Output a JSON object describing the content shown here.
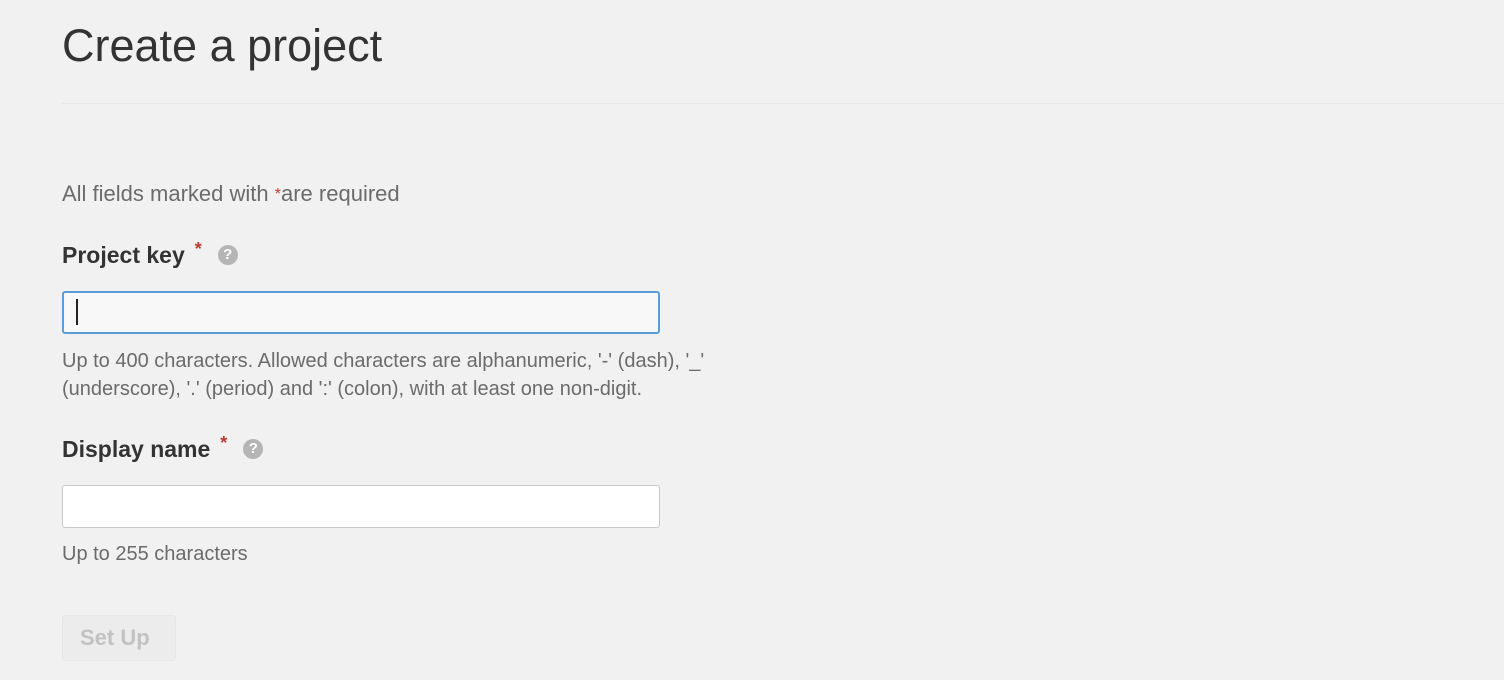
{
  "page": {
    "title": "Create a project"
  },
  "form": {
    "required_note_prefix": "All fields marked with",
    "required_star": "*",
    "required_note_suffix": "are required",
    "project_key": {
      "label": "Project key",
      "star": "*",
      "help_icon": "?",
      "value": "",
      "hint_line1": "Up to 400 characters. Allowed characters are alphanumeric, '-' (dash), '_'",
      "hint_line2": "(underscore), '.' (period) and ':' (colon), with at least one non-digit."
    },
    "display_name": {
      "label": "Display name",
      "star": "*",
      "help_icon": "?",
      "value": "",
      "hint": "Up to 255 characters"
    },
    "setup_button": "Set Up"
  },
  "colors": {
    "background": "#f1f1f1",
    "required_star": "#c0392b",
    "focus_border": "#5b9dd9"
  },
  "icons": {
    "help": "question-circle-icon"
  }
}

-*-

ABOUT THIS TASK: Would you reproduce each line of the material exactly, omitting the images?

EXPECTED OUTPUT:
Output a JSON object describing the content shown here.
{
  "page": {
    "title": "Create a project"
  },
  "form": {
    "required_note_prefix": "All fields marked with",
    "required_star": "*",
    "required_note_suffix": "are required",
    "project_key": {
      "label": "Project key",
      "star": "*",
      "help_icon": "?",
      "value": "",
      "hint_line1": "Up to 400 characters. Allowed characters are alphanumeric, '-' (dash), '_'",
      "hint_line2": "(underscore), '.' (period) and ':' (colon), with at least one non-digit."
    },
    "display_name": {
      "label": "Display name",
      "star": "*",
      "help_icon": "?",
      "value": "",
      "hint": "Up to 255 characters"
    },
    "setup_button": "Set Up"
  },
  "colors": {
    "background": "#f1f1f1",
    "required_star": "#c0392b",
    "focus_border": "#5b9dd9"
  },
  "icons": {
    "help": "question-circle-icon"
  }
}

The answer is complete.